Anticipating essays about the Iran agreement that referenced our contemporary observance of 9 Av, I read yours with great interest.  As I read your historical account, I was disturbed by a flaw in your argument.  Unlike your list of failed treaties,  Israel is NOT a party to the Iran Agreement.  In fact, Israel vehemently opposes this agreement.  Through AIPAC,  Israel is asking me, as an American citizen, to lobby my elected representatives to oppose my President on an agreement that in his administration’s estimation, is a good deal.  This is far from the first time AIPAC has made such a request of the American Jewish community.  I remember well when the pro-Israel lobby opposed the President on loan guarantees and arm sales to Saudi Arabia.  This time, however, the agreement the United States has made with Iran is with Iran and 6 other world powers.  AIPAC, doing Bibi’s bidding, is asking me to not only second guess my President but to urge Congress to oppose the Executive Branch on a world stage on a matter of foreign policy.  In the dark shadow of the Holocaust, I, as a loud, proud and empowered American Jewish Zionist, would never hesitate to use my voice and political power to oppose my President on the world stage IF I thought this was in the best interest of the Jewish people.  But Danny, from where I sit, with both my heart and mind firmly rooted in both my Jewish values, and my American Democratic values, I do not think that doing Bibi’s bidding is in the best interest of the Jewish People or the State of Israel.  I understand that you see it differently.  You have lived in the pressure cooker of the Promised Land for over sixteen years.  Forgive me, but I think you have forgotten some of the complex dynamics of the American politic process.  Or perhaps you have just been overwhelmed by the complexities of the dysfunctional parliamentary democracy you have found yourself stuck with.  

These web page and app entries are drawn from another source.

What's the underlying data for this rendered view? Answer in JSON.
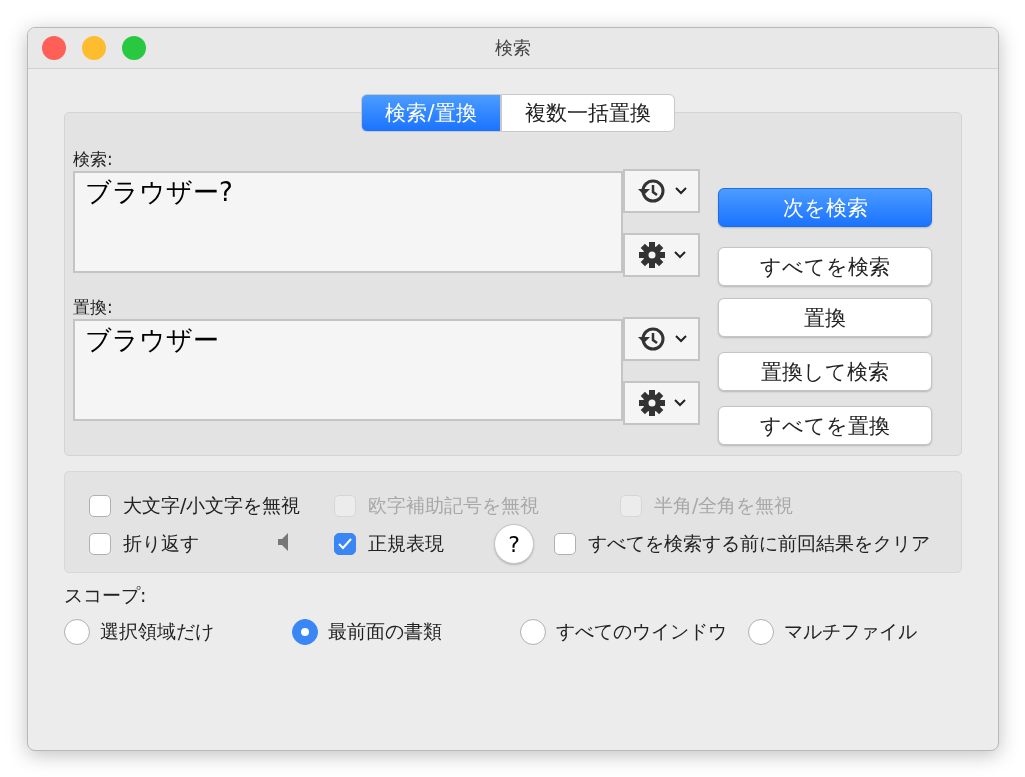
{
  "window": {
    "title": "検索"
  },
  "tabs": [
    {
      "label": "検索/置換",
      "selected": true
    },
    {
      "label": "複数一括置換",
      "selected": false
    }
  ],
  "find": {
    "label": "検索:",
    "value": "ブラウザー?"
  },
  "replace": {
    "label": "置換:",
    "value": "ブラウザー"
  },
  "find_buttons": [
    {
      "label": "次を検索",
      "default": true
    },
    {
      "label": "すべてを検索",
      "default": false
    }
  ],
  "replace_buttons": [
    {
      "label": "置換",
      "default": false
    },
    {
      "label": "置換して検索",
      "default": false
    },
    {
      "label": "すべてを置換",
      "default": false
    }
  ],
  "options": [
    [
      {
        "kind": "checkbox",
        "label": "大文字/小文字を無視",
        "checked": false,
        "disabled": false
      },
      {
        "kind": "checkbox",
        "label": "欧字補助記号を無視",
        "checked": false,
        "disabled": true
      },
      {
        "kind": "checkbox",
        "label": "半角/全角を無視",
        "checked": false,
        "disabled": true
      }
    ],
    [
      {
        "kind": "checkbox",
        "label": "折り返す",
        "checked": false,
        "disabled": false
      },
      {
        "kind": "speaker"
      },
      {
        "kind": "checkbox",
        "label": "正規表現",
        "checked": true,
        "disabled": false
      },
      {
        "kind": "help",
        "label": "?"
      },
      {
        "kind": "checkbox",
        "label": "すべてを検索する前に前回結果をクリア",
        "checked": false,
        "disabled": false
      }
    ]
  ],
  "scope": {
    "label": "スコープ:",
    "options": [
      {
        "label": "選択領域だけ",
        "selected": false
      },
      {
        "label": "最前面の書類",
        "selected": true
      },
      {
        "label": "すべてのウインドウ",
        "selected": false
      },
      {
        "label": "マルチファイル",
        "selected": false
      }
    ]
  }
}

From Rabbi Irving “Yitz” Greenberg, another of my revered Wexner teachers, I learned about the miracle of modern Jewish power in the aftermath of the Holocaust.  In the many years I spent as a lay leader in the Federation world, I marveled at what we have been able to achieve using that power as I partnered with Israelis to weave a stronger, healthier modern State of Israel.  To now see that power squandered in America’s polluted partisan politics pains me.  If only that power could be used to focus on what can reasonably be done going forward, given the facts on the ground.  However, that requires the willingness to trust the Administration, as well as five other world powers.  As we all know, trust requires a leap of faith and a degree of hope that all will be as promised by those in charge.

Clearly, you and many others do not have enough trust to take that leap of faith.  Is that because our collective historical fear, reinforced by the present world situation, trumps any reasonable hope that world leaders have exercised power wisely?  Is it because we are so filled with anger that world continues to tolerate anti-Semitism, blaming Israel for abuses of power in Gaza when 13,000 UN employees close their eyes to the terror infrastructure being built with their concrete?  Is there too much disgust at work in our collective soul that after 68 years of independence the world still seems to hate us?  Have you forgotten the joy that can be found when one has the courage to say despite the fear, I will have hope that tomorrow can be better.  Now, more than ever, we need to remember that The Hope is our national anthem.  But hope is not one of those core emotions.  Rather it is a force that allows both our hearts and minds to overcome the fears, the anger, the disgust and the sadness. With a heart strengthened by joy and trust in political processes and a confidence that the world is fundamentally different in 2015, I look to the days ahead with guarded optimism.  May my guarded optimism trump your emotional pessimism, and may we chant Echa together, in Jerusalem on 9 Av 5785.

With prayers for better days ahead and a meaningful fast for us all,

Fran Gordon (a Wexner Heritage Alum from Cleveland 2) can be reached at fmgordon32958.

The views expressed in The Wexner Foundation’s blog WexnerLEADS do not necessarily reflect those of The Wexner Foundation.